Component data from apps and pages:
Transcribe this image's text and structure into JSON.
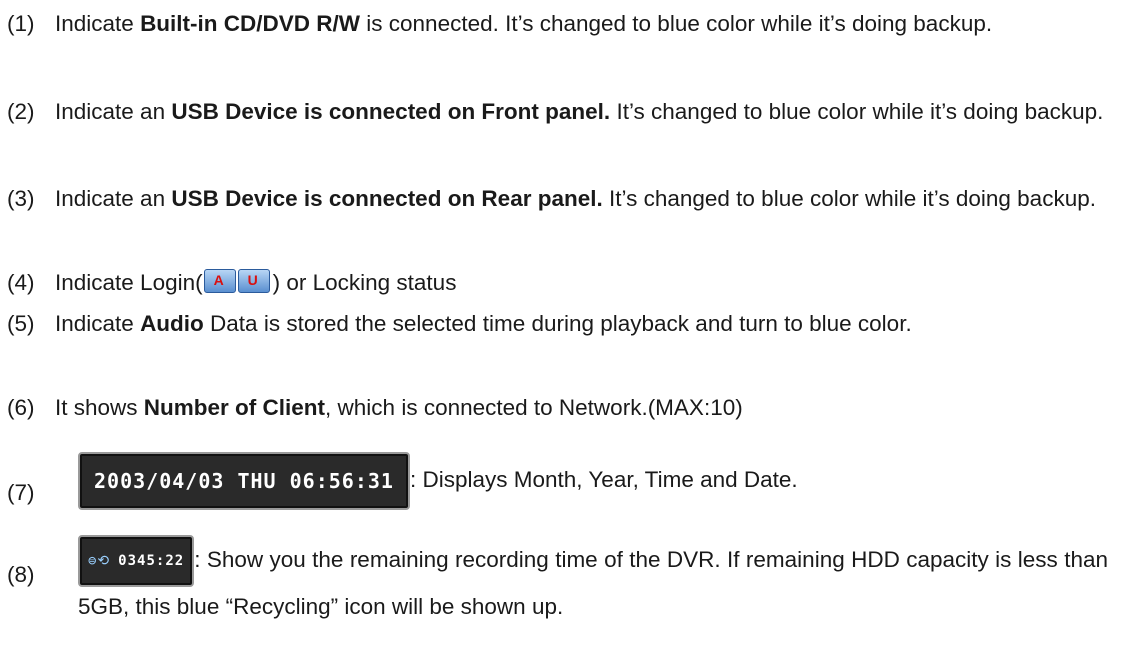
{
  "items": [
    {
      "num": "(1)",
      "pre": "Indicate ",
      "bold": "Built-in CD/DVD R/W",
      "post": " is connected. It’s changed to blue color while it’s doing backup."
    },
    {
      "num": "(2)",
      "pre": "Indicate an ",
      "bold": "USB Device is connected on Front panel.",
      "post": " It’s changed to blue color while it’s doing backup."
    },
    {
      "num": "(3)",
      "pre": "Indicate an ",
      "bold": "USB Device is connected on Rear panel.",
      "post": " It’s changed to blue color while it’s doing backup."
    },
    {
      "num": "(4)",
      "pre": "Indicate Login(",
      "icon_labels": [
        "A",
        "U"
      ],
      "post": ") or Locking status"
    },
    {
      "num": "(5)",
      "pre": "Indicate ",
      "bold": "Audio",
      "post": " Data is stored the selected time during playback and turn to blue color."
    },
    {
      "num": "(6)",
      "pre": "It shows ",
      "bold": "Number of Client",
      "post": ", which is connected to Network.(MAX:10)"
    },
    {
      "num": "(7)",
      "display": "2003/04/03 THU 06:56:31",
      "post": ": Displays Month, Year, Time and Date."
    },
    {
      "num": "(8)",
      "display_icon": "⊜⟲",
      "display": "0345:22",
      "post": ": Show you the remaining recording time of the DVR. If remaining HDD capacity is less than 5GB, this blue “Recycling” icon will be shown up."
    }
  ],
  "colors": {
    "recycle_icon": "#9ad0ff",
    "login_badge": "#d81010"
  }
}
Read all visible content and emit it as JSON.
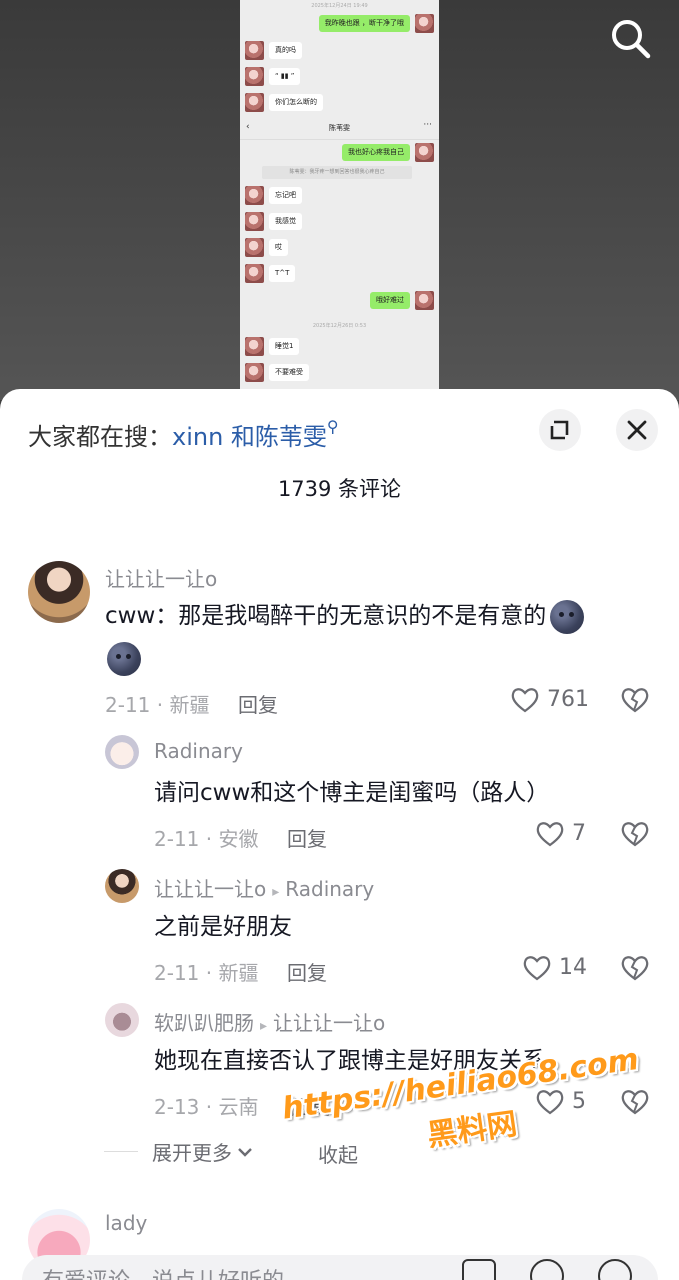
{
  "screenshot": {
    "stamp_top": "2025年12月24日 19:49",
    "stamp_bottom": "2025年12月26日 0:53",
    "chat_title": "陈苇雯",
    "system_line": "陈苇雯：我牙疼一想到回答也很我心疼自己",
    "messages_top": [
      {
        "side": "r",
        "text": "我昨晚也跟 ，断干净了哦"
      },
      {
        "side": "l",
        "text": "真的吗"
      },
      {
        "side": "l",
        "text": "“ ▮▮  ”"
      },
      {
        "side": "l",
        "text": "你们怎么断的"
      }
    ],
    "messages_bottom": [
      {
        "side": "r",
        "text": "我也好心疼我自己"
      },
      {
        "side": "l",
        "text": "忘记吧"
      },
      {
        "side": "l",
        "text": "我感觉"
      },
      {
        "side": "l",
        "text": "哎"
      },
      {
        "side": "l",
        "text": "T^T"
      },
      {
        "side": "r",
        "text": "哦好难过"
      },
      {
        "side": "l",
        "text": "睡觉1"
      },
      {
        "side": "l",
        "text": "不要难受"
      }
    ]
  },
  "sheet": {
    "hot_search_prefix": "大家都在搜：",
    "hot_search_keyword": "xinn 和陈苇雯",
    "comment_count": "1739 条评论",
    "reply_label": "回复",
    "expand_more": "展开更多",
    "collapse": "收起",
    "input_placeholder": "有爱评论，说点儿好听的"
  },
  "comments": {
    "c1": {
      "user": "让让让一让o",
      "text": "cww：那是我喝醉干的无意识的不是有意的",
      "date_region": "2-11 · 新疆",
      "likes": "761"
    },
    "r1": {
      "user": "Radinary",
      "text": "请问cww和这个博主是闺蜜吗（路人）",
      "date_region": "2-11 · 安徽",
      "likes": "7"
    },
    "r2": {
      "user": "让让让一让o",
      "reply_to": "Radinary",
      "text": "之前是好朋友",
      "date_region": "2-11 · 新疆",
      "likes": "14"
    },
    "r3": {
      "user": "软趴趴肥肠",
      "reply_to": "让让让一让o",
      "text": "她现在直接否认了跟博主是好朋友关系",
      "date_region": "2-13 · 云南",
      "likes": "5"
    },
    "c2": {
      "user": "lady"
    }
  },
  "watermark": {
    "url": "https://heiliao68.com",
    "name": "黑料网"
  },
  "icons": [
    "search-icon",
    "expand-icon",
    "close-icon",
    "heart-icon",
    "broken-heart-icon",
    "chevron-down-icon",
    "image-icon",
    "at-icon",
    "emoji-icon"
  ],
  "colors": {
    "keyword": "#2b5da8",
    "bubble_green": "#95ec69",
    "watermark": "#ff9a1a"
  }
}
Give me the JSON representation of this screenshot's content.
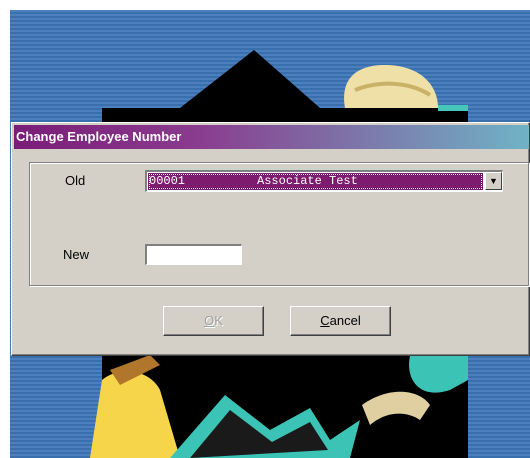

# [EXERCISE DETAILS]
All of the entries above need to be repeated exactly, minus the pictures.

# [WRITTEN SOLUTION]
Transcribe this image's text and structure into JSON.
{
  "items": [
    {
      "num": "(1)",
      "pre": "Indicate ",
      "bold": "Built-in CD/DVD R/W",
      "post": " is connected. It’s changed to blue color while it’s doing backup."
    },
    {
      "num": "(2)",
      "pre": "Indicate an ",
      "bold": "USB Device is connected on Front panel.",
      "post": " It’s changed to blue color while it’s doing backup."
    },
    {
      "num": "(3)",
      "pre": "Indicate an ",
      "bold": "USB Device is connected on Rear panel.",
      "post": " It’s changed to blue color while it’s doing backup."
    },
    {
      "num": "(4)",
      "pre": "Indicate Login(",
      "icon_labels": [
        "A",
        "U"
      ],
      "post": ") or Locking status"
    },
    {
      "num": "(5)",
      "pre": "Indicate ",
      "bold": "Audio",
      "post": " Data is stored the selected time during playback and turn to blue color."
    },
    {
      "num": "(6)",
      "pre": "It shows ",
      "bold": "Number of Client",
      "post": ", which is connected to Network.(MAX:10)"
    },
    {
      "num": "(7)",
      "display": "2003/04/03 THU 06:56:31",
      "post": ": Displays Month, Year, Time and Date."
    },
    {
      "num": "(8)",
      "display_icon": "⊜⟲",
      "display": "0345:22",
      "post": ": Show you the remaining recording time of the DVR. If remaining HDD capacity is less than 5GB, this blue “Recycling” icon will be shown up."
    }
  ],
  "colors": {
    "recycle_icon": "#9ad0ff",
    "login_badge": "#d81010"
  }
}
Read all visible content and emit it as JSON.
{
  "screenshot": {
    "stamp_top": "2025年12月24日 19:49",
    "stamp_bottom": "2025年12月26日 0:53",
    "chat_title": "陈苇雯",
    "system_line": "陈苇雯：我牙疼一想到回答也很我心疼自己",
    "messages_top": [
      {
        "side": "r",
        "text": "我昨晚也跟 ，断干净了哦"
      },
      {
        "side": "l",
        "text": "真的吗"
      },
      {
        "side": "l",
        "text": "“ ▮▮  ”"
      },
      {
        "side": "l",
        "text": "你们怎么断的"
      }
    ],
    "messages_bottom": [
      {
        "side": "r",
        "text": "我也好心疼我自己"
      },
      {
        "side": "l",
        "text": "忘记吧"
      },
      {
        "side": "l",
        "text": "我感觉"
      },
      {
        "side": "l",
        "text": "哎"
      },
      {
        "side": "l",
        "text": "T^T"
      },
      {
        "side": "r",
        "text": "哦好难过"
      },
      {
        "side": "l",
        "text": "睡觉1"
      },
      {
        "side": "l",
        "text": "不要难受"
      }
    ]
  },
  "sheet": {
    "hot_search_prefix": "大家都在搜：",
    "hot_search_keyword": "xinn 和陈苇雯",
    "comment_count": "1739 条评论",
    "reply_label": "回复",
    "expand_more": "展开更多",
    "collapse": "收起",
    "input_placeholder": "有爱评论，说点儿好听的"
  },
  "comments": {
    "c1": {
      "user": "让让让一让o",
      "text": "cww：那是我喝醉干的无意识的不是有意的",
      "date_region": "2-11 · 新疆",
      "likes": "761"
    },
    "r1": {
      "user": "Radinary",
      "text": "请问cww和这个博主是闺蜜吗（路人）",
      "date_region": "2-11 · 安徽",
      "likes": "7"
    },
    "r2": {
      "user": "让让让一让o",
      "reply_to": "Radinary",
      "text": "之前是好朋友",
      "date_region": "2-11 · 新疆",
      "likes": "14"
    },
    "r3": {
      "user": "软趴趴肥肠",
      "reply_to": "让让让一让o",
      "text": "她现在直接否认了跟博主是好朋友关系",
      "date_region": "2-13 · 云南",
      "likes": "5"
    },
    "c2": {
      "user": "lady"
    }
  },
  "watermark": {
    "url": "https://heiliao68.com",
    "name": "黑料网"
  },
  "icons": [
    "search-icon",
    "expand-icon",
    "close-icon",
    "heart-icon",
    "broken-heart-icon",
    "chevron-down-icon",
    "image-icon",
    "at-icon",
    "emoji-icon"
  ],
  "colors": {
    "keyword": "#2b5da8",
    "bubble_green": "#95ec69",
    "watermark": "#ff9a1a"
  }
}
Give me the JSON representation of this screenshot's content.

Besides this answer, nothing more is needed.